## [RECORDS TO PROCESS]

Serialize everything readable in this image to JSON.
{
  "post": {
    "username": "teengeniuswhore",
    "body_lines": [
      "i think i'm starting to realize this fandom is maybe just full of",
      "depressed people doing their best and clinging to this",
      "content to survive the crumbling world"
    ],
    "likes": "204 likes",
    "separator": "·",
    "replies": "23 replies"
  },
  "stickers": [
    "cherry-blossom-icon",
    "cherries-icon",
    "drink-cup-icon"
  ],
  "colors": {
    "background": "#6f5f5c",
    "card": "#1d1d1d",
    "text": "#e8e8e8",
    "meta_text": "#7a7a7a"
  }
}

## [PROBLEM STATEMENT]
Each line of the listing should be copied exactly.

## [WRITTEN RESPONSE]
Serialize everything readable in this image to JSON.
{
  "post": {
    "username": "teengeniuswhore",
    "body_lines": [
      "i think i'm starting to realize this fandom is maybe just full of",
      "depressed people doing their best and clinging to this",
      "content to survive the crumbling world"
    ],
    "likes": "204 likes",
    "separator": "·",
    "replies": "23 replies"
  },
  "stickers": [
    "cherry-blossom-icon",
    "cherries-icon",
    "drink-cup-icon"
  ],
  "colors": {
    "background": "#6f5f5c",
    "card": "#1d1d1d",
    "text": "#e8e8e8",
    "meta_text": "#7a7a7a"
  }
}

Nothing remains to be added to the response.